### Work order
Could you print every record below exactly as it appears?

── Data extracts

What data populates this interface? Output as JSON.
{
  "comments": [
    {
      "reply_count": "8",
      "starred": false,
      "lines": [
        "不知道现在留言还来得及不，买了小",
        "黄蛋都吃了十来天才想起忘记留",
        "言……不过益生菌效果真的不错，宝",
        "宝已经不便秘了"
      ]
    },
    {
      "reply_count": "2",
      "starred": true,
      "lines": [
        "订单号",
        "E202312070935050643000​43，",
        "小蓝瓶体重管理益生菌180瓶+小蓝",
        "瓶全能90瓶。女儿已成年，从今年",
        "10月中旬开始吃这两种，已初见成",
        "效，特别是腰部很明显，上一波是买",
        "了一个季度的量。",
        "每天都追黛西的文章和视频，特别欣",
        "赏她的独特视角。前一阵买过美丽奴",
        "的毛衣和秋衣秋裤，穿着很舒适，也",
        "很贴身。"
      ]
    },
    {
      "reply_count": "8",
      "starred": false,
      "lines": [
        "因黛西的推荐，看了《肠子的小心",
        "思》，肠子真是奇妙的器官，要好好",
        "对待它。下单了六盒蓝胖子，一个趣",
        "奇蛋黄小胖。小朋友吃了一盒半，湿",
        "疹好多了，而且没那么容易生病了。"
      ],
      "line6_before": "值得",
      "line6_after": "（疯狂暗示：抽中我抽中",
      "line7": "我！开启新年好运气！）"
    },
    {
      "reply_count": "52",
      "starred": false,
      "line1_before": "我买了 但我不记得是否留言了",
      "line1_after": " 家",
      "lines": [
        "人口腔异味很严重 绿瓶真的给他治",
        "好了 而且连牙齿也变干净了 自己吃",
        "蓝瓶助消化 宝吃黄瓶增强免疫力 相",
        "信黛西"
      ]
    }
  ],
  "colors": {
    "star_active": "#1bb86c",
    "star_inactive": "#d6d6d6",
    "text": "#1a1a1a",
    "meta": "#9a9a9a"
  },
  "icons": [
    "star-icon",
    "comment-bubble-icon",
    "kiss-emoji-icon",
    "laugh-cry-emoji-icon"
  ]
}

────

### Answer box
What data populates this interface? Output as JSON.
{
  "comments": [
    {
      "reply_count": "8",
      "starred": false,
      "lines": [
        "不知道现在留言还来得及不，买了小",
        "黄蛋都吃了十来天才想起忘记留",
        "言……不过益生菌效果真的不错，宝",
        "宝已经不便秘了"
      ]
    },
    {
      "reply_count": "2",
      "starred": true,
      "lines": [
        "订单号",
        "E202312070935050643000​43，",
        "小蓝瓶体重管理益生菌180瓶+小蓝",
        "瓶全能90瓶。女儿已成年，从今年",
        "10月中旬开始吃这两种，已初见成",
        "效，特别是腰部很明显，上一波是买",
        "了一个季度的量。",
        "每天都追黛西的文章和视频，特别欣",
        "赏她的独特视角。前一阵买过美丽奴",
        "的毛衣和秋衣秋裤，穿着很舒适，也",
        "很贴身。"
      ]
    },
    {
      "reply_count": "8",
      "starred": false,
      "lines": [
        "因黛西的推荐，看了《肠子的小心",
        "思》，肠子真是奇妙的器官，要好好",
        "对待它。下单了六盒蓝胖子，一个趣",
        "奇蛋黄小胖。小朋友吃了一盒半，湿",
        "疹好多了，而且没那么容易生病了。"
      ],
      "line6_before": "值得",
      "line6_after": "（疯狂暗示：抽中我抽中",
      "line7": "我！开启新年好运气！）"
    },
    {
      "reply_count": "52",
      "starred": false,
      "line1_before": "我买了 但我不记得是否留言了",
      "line1_after": " 家",
      "lines": [
        "人口腔异味很严重 绿瓶真的给他治",
        "好了 而且连牙齿也变干净了 自己吃",
        "蓝瓶助消化 宝吃黄瓶增强免疫力 相",
        "信黛西"
      ]
    }
  ],
  "colors": {
    "star_active": "#1bb86c",
    "star_inactive": "#d6d6d6",
    "text": "#1a1a1a",
    "meta": "#9a9a9a"
  },
  "icons": [
    "star-icon",
    "comment-bubble-icon",
    "kiss-emoji-icon",
    "laugh-cry-emoji-icon"
  ]
}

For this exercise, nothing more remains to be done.